++++ Task inputs

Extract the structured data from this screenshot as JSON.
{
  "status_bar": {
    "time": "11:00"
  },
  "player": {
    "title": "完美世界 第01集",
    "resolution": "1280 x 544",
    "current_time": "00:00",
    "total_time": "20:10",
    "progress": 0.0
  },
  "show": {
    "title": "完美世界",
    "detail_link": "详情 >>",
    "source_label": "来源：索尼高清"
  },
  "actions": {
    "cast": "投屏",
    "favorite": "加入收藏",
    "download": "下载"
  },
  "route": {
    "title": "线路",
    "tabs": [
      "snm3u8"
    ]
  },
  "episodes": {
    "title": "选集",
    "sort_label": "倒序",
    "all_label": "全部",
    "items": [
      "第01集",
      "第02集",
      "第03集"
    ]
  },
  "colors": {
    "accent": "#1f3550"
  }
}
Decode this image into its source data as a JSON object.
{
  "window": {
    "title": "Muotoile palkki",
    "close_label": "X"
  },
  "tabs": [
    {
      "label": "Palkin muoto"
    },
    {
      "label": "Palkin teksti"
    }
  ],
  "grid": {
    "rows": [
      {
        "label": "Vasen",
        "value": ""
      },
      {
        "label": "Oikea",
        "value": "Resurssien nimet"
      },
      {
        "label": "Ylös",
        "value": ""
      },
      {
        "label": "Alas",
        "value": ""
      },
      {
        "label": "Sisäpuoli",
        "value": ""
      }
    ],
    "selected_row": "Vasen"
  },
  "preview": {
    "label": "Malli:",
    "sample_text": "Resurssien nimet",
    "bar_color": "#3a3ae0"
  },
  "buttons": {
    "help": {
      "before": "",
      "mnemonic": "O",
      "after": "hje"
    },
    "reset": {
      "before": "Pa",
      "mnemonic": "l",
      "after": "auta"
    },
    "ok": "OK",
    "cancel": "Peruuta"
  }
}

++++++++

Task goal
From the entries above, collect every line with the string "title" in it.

Completed task
    "title": "完美世界 第01集",
    "title": "完美世界",
    "title": "线路",
    "title": "选集",
    "title": "Muotoile palkki",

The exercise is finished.